BERLIN (Reuters) - As the European Union squabbled over refugees, Greek bailouts and austerity in past years, it showed striking unity in another area: its resolve to punish Russia for the annexation of Crimea and support of separatists in eastern Ukraine.
That consensus was possible because German Chancellor Angela Merkel was able to keep Russia-friendly members of her own government on-side and convince skeptical EU states like Slovakia, Hungary and Italy to back extensions of the bloc’s economic and financial sanctions against Moscow.
Another six month extension seems likely to be agreed on Tuesday. But that cannot hide the fact that the mood in Berlin is shifting. And with that shift, the first real cracks are emerging in the European consensus on how to deal with Russian President Vladimir Putin.
In recent weeks, as NATO advanced plans to deploy battalions along Russia’s western border, Russian athletes were banned from the Olympic Games over doping and Moscow was threatened with ejection from the European soccer championships because of violent fans, officials in Berlin have begun to express concern that ties with Moscow could suffer irreparable damage.
Coupled with these fears has been growing frustration with the government in Ukraine and its struggles to implement its side of the Minsk peace deal by pushing through a law that would allow elections to take place in the disputed east.
More generally, some German and European officials have begun questioning how many fronts Europe can afford to fight at a time when the bloc faces major threats like Brexit, attacks from Islamic State militants and the simmering refugee crisis.
“People are tired of confrontation with Russia. They don’t like the tensions and they see that Ukraine is not delivering enough on the reform front,” said Ulrich Speck, a senior fellow at the Transatlantic Academy in Washington.
“When you’re confronted with ISIS, Putin doesn’t look so bad. Because of this fatigue, there is a growing risk that the anti-sanctions camp grows stronger,” Speck said, a view also expressed by officials in the United States, which has imposed its own sanctions on Russia over Ukraine.
Over the past weeks the divide between the parties in Merkel’s “grand coalition” government has widened, with German Foreign Minister Frank-Walter Steinmeier leading the push for a more conciliatory approach towards Russia, and a step-by-step easing of sanctions.
At the weekend, he raised eyebrows by suggesting that NATO risked provoking Russia with military maneuvers in eastern Europe. “What we shouldn’t do now is to inflame the situation by loud sabre-rattling and shrill war cries,” he told the Bild newspaper.
There are two ways to read Steinmeier. The first is that he is playing good cop to Merkel’s bad cop, and that the hardline German stance on sanctions is unlikely to change substantially.
“What has changed on Russia policy? I think nothing has changed,” said one senior German diplomat. “Still, with the sanctions deadline looming, we have to show we are doing everything we can to engage with Russia.”

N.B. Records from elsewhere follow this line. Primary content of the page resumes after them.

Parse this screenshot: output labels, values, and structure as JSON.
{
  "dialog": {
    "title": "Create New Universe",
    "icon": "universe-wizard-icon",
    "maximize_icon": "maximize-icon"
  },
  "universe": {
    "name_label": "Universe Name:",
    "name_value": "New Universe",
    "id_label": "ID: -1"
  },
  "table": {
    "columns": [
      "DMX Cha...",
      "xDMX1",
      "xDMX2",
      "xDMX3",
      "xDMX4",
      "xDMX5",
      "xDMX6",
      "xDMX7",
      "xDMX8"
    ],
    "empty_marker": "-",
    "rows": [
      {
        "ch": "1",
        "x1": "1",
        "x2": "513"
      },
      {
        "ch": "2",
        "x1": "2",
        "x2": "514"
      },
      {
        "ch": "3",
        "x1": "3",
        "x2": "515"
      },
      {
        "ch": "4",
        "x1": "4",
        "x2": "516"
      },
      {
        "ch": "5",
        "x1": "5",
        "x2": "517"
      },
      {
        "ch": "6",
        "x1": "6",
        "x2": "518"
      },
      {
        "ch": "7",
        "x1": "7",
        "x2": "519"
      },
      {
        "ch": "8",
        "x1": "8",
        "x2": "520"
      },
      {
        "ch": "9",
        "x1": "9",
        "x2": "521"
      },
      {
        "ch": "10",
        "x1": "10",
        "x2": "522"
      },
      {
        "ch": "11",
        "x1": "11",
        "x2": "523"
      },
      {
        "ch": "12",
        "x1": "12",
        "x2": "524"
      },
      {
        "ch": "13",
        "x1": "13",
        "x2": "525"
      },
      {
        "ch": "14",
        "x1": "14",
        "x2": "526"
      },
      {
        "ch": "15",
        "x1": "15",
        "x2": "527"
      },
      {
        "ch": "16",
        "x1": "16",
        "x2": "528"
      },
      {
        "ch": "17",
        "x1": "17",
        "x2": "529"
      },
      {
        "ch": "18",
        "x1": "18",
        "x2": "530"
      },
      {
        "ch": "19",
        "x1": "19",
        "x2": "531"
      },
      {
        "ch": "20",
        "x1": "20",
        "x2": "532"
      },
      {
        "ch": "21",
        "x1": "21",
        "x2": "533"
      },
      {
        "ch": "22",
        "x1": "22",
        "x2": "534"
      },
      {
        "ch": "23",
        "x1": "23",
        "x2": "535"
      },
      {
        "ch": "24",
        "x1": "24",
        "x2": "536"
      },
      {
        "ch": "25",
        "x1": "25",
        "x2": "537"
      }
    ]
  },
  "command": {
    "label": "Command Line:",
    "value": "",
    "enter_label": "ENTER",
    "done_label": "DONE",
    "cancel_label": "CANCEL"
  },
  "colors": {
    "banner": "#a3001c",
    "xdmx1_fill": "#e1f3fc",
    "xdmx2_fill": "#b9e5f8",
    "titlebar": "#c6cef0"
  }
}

The other interpretation is that Steinmeier’s comments point to a deeper split between Merkel’s conservatives and his Social Democrats (SPD) which will only grow as the 2017 German election approaches. Some officials fear this split could send a signal of disunity to Berlin’s partners, undermining the EU consensus.
One thing is sure: domestic German politics is playing a role in the Russia debate. Steinmeier has come under significant pressure from SPD leader Sigmar Gabriel over the past month to soften his rhetoric on Russia, officials familiar with their discussions say.

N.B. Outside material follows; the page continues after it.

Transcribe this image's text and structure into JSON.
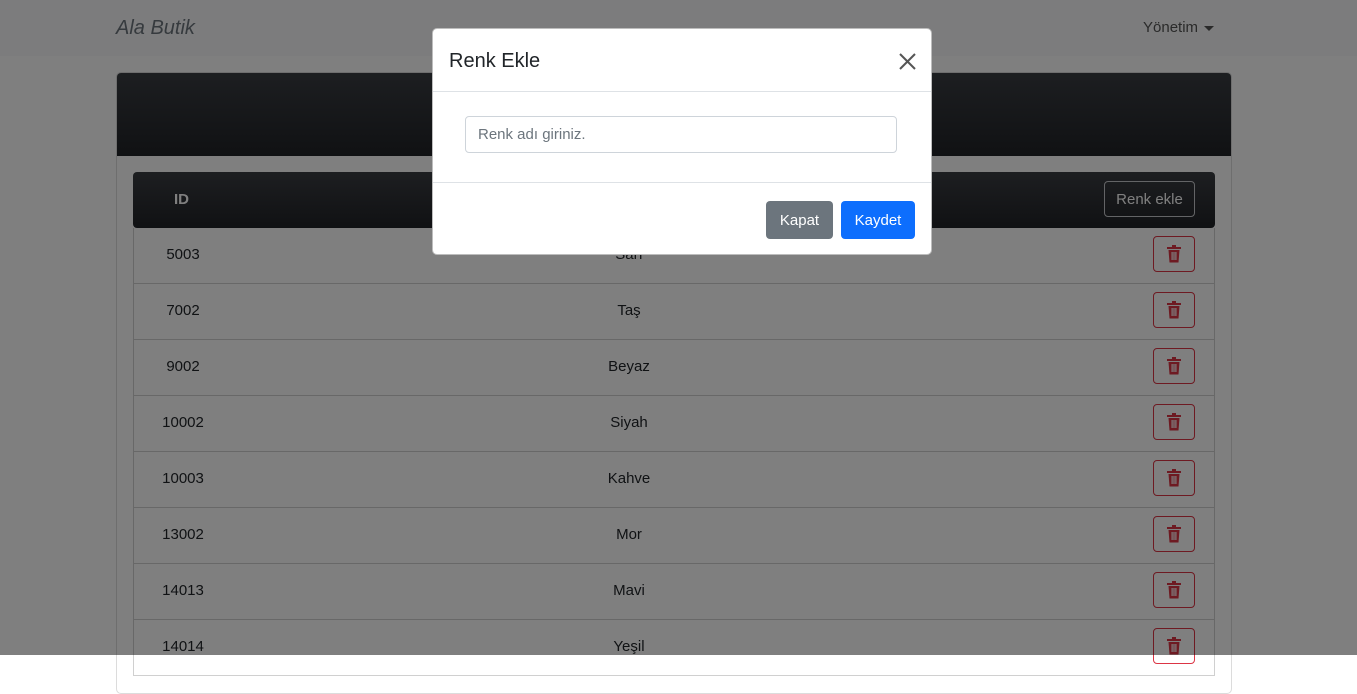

Gabriel is the presumptive challenger to Merkel in next year’s election and is scrambling for issues that can lift the struggling SPD in the polls and differentiate them from the chancellor’s conservatives.
Russia is a natural place for the SPD to start. For many in the party, attitudes towards Moscow were shaped by former chancellor Willy Brandt’s “Ostpolitik” engagement policy in the 1970s and the crumbling Soviet Union’s support for German reunification.

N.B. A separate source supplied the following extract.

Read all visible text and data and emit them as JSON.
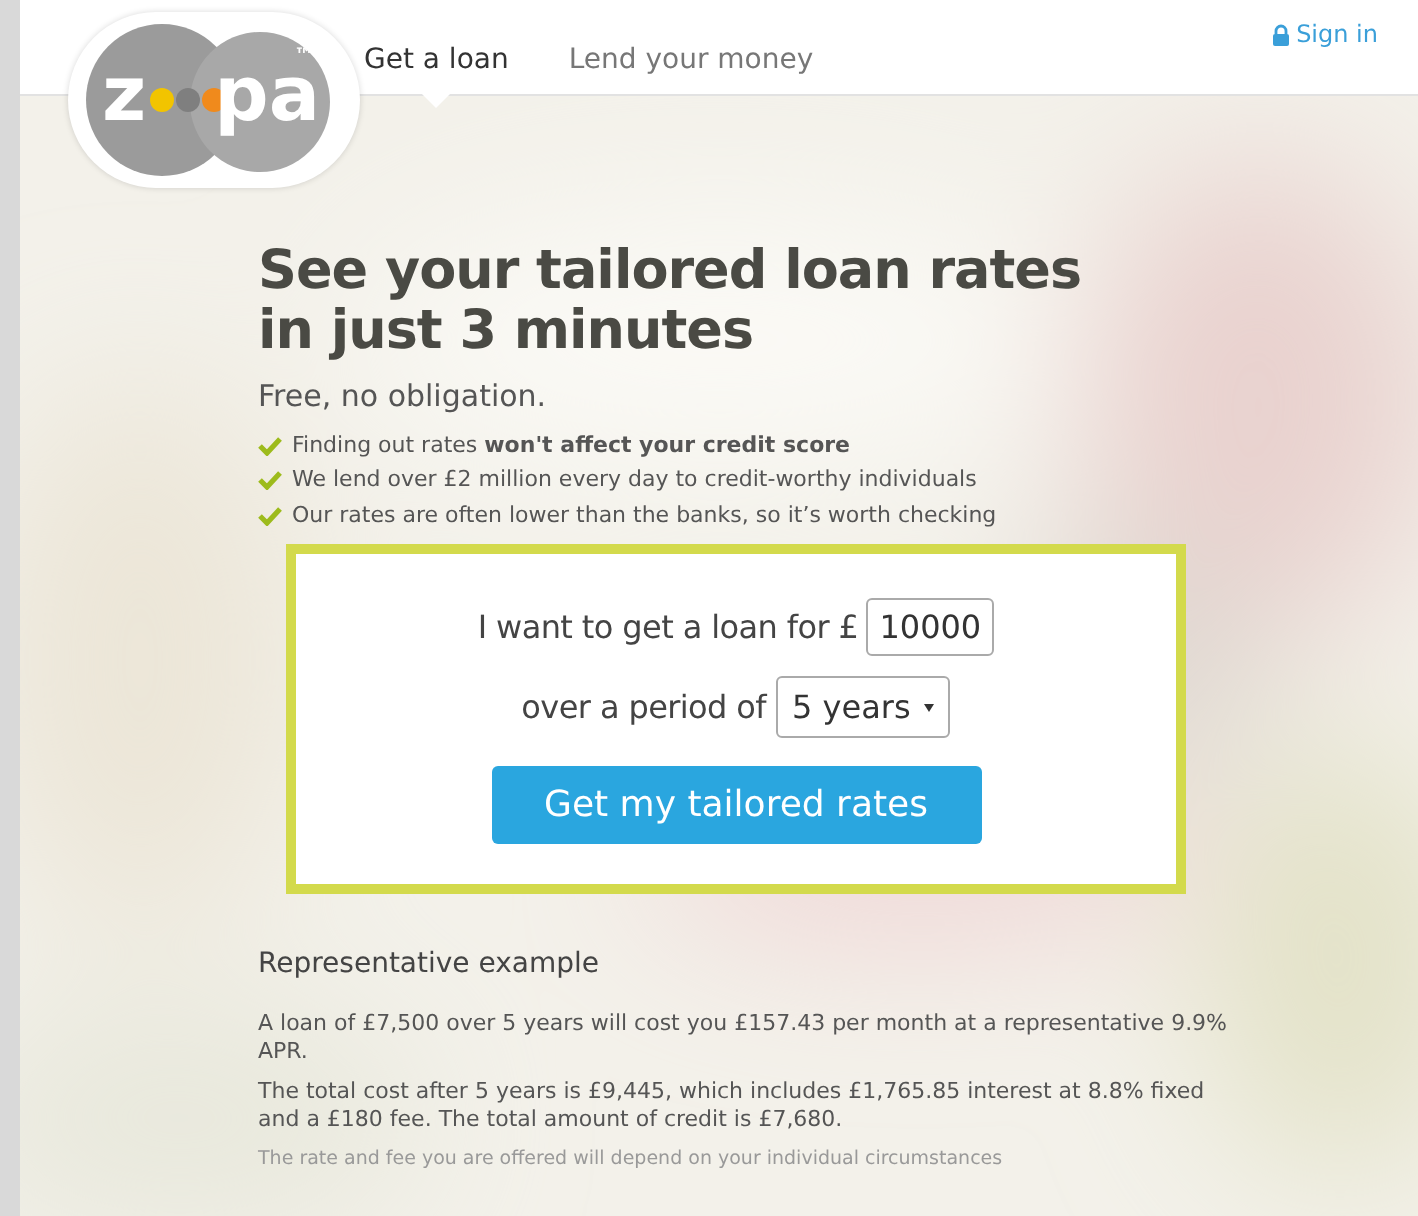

“We can’t allow the successes of Willy Brandt’s Ostpolitik to be squandered,” former SPD chancellor Gerhard Schroeder, a friend of Putin and former mentor to Steinmeier, cautioned in a weekend newspaper interview.
Later this month, Gabriel is scheduled to travel to Russia to meet with Putin at his private residence outside Moscow.
On the same day, June 27, Ukraine’s new Prime Minister Volodymyr Groysman is due to make his first official visit to Berlin for talks with Merkel.
The symbolism of the two meetings will not be lost on Germany’s partners, some of whom are already talking about a gradual dismantling of sanctions.
Italian Prime Minister Matteo Renzi and European Commission President Jean-Claude Juncker both attended a major Russian investor conference that was held in St. Petersburg last week - visits that would have been unthinkable a year ago.
Slovakia, one of biggest skeptics on Russia sanctions, takes over the EU presidency in July.
The country’s Foreign Minister Miroslav Lajcak, speaking to Reuters in Luxembourg on Monday, said: “I see a growing demand for a political discussion about sanctions after this rollover and I expect that to happen.”
Additional reporting by Robin Emmott, Gabriela Baczynska in Brussels; writing by Noah Barkin; editing by Philippa Fletcher